Greenpeace Reaction to Bush Administration’s Gutting of the National Forest Management Act
The following is a statement from Pamela Wellner, Senior Forest Campaigner for Greenpeace on the changes to the National Forest Management Act that the Bush administration announced yesterday:
"Once again, the Bush administration is continuing its tradition of announcing drastic policy changes just before a major holiday, the public and the media are least attentive. And once again, at a time when trees are celebrated as a symbol of the holidays, the Bush administration is giving away our national forests as a Christmas gift to big industry."
"Almost exactly a year ago, the Bush administration gave logging companies greater access to the crown jewel of national forests by exempting the Tongass in Alaska from the Roadless Rule. Now the Bush administration is opening up all national forests to greater industrial exploitation.
"The Bush administration's proposal to gut the National Forest Management Act is outrageous, not just for its complete disregard for scientific review but also for its arrogant restrictions on public participation in decisions regarding the future of national forests.
"This is not only an environmental issue. It is an issue of fiscal responsibility. Logging in national forests costs millions of dollars a year in government subsidies. Taxpayer money is being used to destroy forests that belong to the American people. This is also a public health issue. National forests are the single largest source of drinking water, supplying clean water to more than 60 million people around the country.

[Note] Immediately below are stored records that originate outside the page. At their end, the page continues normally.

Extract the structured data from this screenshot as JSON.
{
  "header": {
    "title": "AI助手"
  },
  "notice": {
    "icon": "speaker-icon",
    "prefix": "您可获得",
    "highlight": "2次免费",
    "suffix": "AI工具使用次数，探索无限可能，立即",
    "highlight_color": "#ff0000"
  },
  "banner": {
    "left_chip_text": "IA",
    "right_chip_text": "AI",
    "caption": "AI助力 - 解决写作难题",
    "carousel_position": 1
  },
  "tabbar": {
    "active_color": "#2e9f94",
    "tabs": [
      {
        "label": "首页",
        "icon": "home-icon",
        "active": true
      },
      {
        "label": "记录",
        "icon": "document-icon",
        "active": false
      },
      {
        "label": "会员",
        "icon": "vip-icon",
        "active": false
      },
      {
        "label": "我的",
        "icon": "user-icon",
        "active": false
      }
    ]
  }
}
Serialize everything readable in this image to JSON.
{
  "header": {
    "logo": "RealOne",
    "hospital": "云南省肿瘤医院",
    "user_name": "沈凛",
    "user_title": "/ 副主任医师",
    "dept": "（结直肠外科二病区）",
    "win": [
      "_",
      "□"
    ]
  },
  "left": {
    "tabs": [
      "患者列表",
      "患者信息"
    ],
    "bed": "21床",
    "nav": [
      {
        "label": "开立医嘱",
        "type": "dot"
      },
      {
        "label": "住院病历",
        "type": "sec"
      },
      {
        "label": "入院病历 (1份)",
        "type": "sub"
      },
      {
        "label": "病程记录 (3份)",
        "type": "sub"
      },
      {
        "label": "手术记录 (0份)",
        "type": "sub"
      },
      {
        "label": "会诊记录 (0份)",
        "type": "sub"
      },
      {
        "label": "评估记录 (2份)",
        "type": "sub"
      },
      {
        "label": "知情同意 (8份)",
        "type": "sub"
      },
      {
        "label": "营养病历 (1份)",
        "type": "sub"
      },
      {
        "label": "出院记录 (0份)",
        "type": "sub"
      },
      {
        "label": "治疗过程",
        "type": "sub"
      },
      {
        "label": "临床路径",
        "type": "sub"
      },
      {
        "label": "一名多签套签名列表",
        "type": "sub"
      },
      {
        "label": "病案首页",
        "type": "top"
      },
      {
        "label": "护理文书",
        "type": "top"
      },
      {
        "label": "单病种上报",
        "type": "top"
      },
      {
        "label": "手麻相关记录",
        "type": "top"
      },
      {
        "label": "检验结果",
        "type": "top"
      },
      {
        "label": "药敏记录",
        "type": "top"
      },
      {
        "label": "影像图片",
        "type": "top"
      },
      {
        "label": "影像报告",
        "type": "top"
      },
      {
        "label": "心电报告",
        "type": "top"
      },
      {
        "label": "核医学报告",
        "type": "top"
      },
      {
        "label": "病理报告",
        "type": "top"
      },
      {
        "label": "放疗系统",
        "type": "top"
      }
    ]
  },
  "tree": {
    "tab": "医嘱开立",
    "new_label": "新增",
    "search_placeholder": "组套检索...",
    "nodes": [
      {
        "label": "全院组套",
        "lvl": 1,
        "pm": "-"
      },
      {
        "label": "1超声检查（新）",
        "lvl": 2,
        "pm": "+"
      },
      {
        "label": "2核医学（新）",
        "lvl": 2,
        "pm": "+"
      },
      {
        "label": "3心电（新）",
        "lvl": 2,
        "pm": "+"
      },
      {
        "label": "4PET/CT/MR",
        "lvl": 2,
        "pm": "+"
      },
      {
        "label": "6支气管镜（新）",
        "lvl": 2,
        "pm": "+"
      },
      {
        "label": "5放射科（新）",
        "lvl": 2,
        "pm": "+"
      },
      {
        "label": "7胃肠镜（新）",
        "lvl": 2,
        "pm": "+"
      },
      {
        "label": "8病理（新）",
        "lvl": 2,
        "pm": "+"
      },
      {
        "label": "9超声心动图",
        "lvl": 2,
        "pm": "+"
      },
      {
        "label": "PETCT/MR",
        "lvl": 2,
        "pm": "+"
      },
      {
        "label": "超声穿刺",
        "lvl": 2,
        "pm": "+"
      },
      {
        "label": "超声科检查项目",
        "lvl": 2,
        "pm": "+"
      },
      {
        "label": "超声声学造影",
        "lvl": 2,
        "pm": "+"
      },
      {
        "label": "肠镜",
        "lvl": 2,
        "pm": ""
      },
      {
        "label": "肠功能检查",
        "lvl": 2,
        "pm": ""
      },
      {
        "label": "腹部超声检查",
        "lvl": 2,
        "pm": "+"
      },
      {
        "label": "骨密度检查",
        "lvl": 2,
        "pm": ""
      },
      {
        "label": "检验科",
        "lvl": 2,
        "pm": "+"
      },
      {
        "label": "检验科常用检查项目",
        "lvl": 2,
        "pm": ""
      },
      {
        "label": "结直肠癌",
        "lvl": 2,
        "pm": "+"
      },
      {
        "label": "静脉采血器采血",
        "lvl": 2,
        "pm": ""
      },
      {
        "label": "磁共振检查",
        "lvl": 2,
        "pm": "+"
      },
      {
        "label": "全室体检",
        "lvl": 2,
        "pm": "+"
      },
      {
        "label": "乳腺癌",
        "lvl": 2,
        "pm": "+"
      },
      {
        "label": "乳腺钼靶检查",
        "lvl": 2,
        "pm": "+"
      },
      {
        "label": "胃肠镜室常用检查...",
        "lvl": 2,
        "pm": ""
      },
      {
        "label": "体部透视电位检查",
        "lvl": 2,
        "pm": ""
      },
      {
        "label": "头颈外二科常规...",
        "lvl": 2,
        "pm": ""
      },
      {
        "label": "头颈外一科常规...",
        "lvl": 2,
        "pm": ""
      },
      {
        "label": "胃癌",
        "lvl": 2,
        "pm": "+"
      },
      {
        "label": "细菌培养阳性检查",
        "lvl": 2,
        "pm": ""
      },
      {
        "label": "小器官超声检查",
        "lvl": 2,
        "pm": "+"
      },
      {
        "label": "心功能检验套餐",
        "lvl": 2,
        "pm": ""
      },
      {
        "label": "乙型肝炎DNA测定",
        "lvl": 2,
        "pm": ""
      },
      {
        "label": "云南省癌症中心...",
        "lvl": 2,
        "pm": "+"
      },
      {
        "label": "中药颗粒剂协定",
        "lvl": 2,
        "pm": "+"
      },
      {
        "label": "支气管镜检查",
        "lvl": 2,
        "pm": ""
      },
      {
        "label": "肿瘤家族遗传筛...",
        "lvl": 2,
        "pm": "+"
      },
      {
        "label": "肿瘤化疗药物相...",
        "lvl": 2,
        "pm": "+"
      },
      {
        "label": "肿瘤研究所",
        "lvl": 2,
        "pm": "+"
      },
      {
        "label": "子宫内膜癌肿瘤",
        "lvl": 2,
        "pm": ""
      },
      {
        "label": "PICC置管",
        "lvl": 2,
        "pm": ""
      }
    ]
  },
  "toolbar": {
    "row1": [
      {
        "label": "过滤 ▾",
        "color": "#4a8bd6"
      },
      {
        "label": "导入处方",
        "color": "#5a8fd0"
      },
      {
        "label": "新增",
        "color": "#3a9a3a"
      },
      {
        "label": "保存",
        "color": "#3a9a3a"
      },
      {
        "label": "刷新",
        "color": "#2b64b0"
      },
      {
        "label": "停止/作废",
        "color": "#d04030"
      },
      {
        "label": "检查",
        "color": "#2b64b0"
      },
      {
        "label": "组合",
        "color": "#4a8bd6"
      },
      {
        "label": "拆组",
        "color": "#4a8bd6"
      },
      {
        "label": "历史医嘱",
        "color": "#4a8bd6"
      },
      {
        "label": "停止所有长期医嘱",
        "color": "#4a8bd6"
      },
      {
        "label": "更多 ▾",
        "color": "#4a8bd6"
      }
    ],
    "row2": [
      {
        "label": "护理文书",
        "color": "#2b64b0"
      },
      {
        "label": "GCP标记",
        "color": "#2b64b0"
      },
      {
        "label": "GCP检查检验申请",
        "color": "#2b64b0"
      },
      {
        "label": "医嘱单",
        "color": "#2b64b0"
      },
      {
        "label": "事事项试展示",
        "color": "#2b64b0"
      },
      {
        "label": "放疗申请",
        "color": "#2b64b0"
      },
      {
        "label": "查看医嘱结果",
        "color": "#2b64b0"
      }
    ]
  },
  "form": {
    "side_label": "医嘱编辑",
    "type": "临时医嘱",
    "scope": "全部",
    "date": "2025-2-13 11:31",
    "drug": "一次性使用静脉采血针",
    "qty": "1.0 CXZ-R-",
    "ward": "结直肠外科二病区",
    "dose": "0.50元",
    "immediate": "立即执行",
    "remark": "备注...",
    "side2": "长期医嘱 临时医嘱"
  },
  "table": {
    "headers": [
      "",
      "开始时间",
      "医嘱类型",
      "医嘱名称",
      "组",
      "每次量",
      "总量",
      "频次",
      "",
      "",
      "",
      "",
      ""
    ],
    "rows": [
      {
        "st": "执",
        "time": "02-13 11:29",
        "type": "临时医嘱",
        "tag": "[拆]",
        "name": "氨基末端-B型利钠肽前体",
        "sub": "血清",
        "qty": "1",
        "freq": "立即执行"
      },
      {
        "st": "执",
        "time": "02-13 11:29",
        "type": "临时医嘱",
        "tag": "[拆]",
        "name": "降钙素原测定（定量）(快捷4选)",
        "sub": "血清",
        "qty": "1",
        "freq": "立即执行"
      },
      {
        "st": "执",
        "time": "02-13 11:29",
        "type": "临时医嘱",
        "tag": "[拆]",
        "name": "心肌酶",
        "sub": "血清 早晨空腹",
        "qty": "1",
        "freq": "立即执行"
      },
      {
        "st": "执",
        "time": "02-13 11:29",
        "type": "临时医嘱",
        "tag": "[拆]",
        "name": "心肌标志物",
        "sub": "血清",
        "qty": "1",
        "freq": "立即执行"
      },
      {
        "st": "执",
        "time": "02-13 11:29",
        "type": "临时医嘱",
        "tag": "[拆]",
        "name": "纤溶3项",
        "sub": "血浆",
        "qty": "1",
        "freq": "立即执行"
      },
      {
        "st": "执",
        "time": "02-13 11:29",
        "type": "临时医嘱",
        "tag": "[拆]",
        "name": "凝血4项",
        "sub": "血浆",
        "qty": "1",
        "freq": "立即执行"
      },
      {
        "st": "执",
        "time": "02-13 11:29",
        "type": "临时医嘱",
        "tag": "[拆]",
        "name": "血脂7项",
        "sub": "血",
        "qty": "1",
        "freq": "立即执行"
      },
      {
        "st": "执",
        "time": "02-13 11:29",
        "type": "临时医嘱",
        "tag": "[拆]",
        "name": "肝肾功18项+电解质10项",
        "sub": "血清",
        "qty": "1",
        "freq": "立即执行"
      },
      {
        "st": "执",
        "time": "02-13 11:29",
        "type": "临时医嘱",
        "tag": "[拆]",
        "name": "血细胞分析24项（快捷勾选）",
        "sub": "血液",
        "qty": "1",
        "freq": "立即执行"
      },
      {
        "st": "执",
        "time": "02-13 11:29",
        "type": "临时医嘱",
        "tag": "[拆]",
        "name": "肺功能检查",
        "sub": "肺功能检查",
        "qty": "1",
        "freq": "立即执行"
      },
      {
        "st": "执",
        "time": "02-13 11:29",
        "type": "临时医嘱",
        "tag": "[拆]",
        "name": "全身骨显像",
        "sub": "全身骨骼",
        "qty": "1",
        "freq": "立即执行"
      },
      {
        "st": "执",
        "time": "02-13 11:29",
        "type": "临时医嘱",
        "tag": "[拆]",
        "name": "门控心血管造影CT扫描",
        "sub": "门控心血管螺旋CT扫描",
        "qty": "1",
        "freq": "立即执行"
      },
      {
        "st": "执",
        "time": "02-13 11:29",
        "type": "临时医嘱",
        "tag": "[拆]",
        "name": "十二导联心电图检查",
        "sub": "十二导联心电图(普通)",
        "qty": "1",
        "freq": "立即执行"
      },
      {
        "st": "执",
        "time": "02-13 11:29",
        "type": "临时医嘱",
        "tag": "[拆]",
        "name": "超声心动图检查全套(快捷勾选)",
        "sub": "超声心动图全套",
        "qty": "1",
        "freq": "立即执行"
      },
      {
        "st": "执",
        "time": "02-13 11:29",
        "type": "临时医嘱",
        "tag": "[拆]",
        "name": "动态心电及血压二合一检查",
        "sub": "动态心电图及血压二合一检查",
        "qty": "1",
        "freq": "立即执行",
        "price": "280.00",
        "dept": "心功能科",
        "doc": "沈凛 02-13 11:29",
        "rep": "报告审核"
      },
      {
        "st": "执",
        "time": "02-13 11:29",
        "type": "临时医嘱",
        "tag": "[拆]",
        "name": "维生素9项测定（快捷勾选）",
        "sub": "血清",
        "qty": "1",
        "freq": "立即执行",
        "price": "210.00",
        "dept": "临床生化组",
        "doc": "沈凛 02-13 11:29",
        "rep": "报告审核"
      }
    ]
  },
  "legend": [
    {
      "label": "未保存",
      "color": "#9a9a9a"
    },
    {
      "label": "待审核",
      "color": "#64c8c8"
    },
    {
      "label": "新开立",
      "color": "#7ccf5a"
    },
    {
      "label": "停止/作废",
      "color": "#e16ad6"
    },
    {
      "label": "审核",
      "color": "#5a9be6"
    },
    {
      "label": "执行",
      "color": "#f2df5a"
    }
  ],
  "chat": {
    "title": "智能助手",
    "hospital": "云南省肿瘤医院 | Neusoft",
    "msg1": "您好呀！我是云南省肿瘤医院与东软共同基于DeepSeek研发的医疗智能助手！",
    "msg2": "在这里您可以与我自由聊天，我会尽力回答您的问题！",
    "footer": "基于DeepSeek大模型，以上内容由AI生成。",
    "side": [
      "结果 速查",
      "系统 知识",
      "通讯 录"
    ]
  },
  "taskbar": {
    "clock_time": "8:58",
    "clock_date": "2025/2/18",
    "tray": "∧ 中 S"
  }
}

"2005 marks the 100th anniversary of founding of the Forest Service. The coming year could have been a chance for the agency to redeem itself by focussing on efforts to protect and restore our national forests. Instead, under the Bush administration, the Forest Service will be extending its dubious legacy of mismanagement."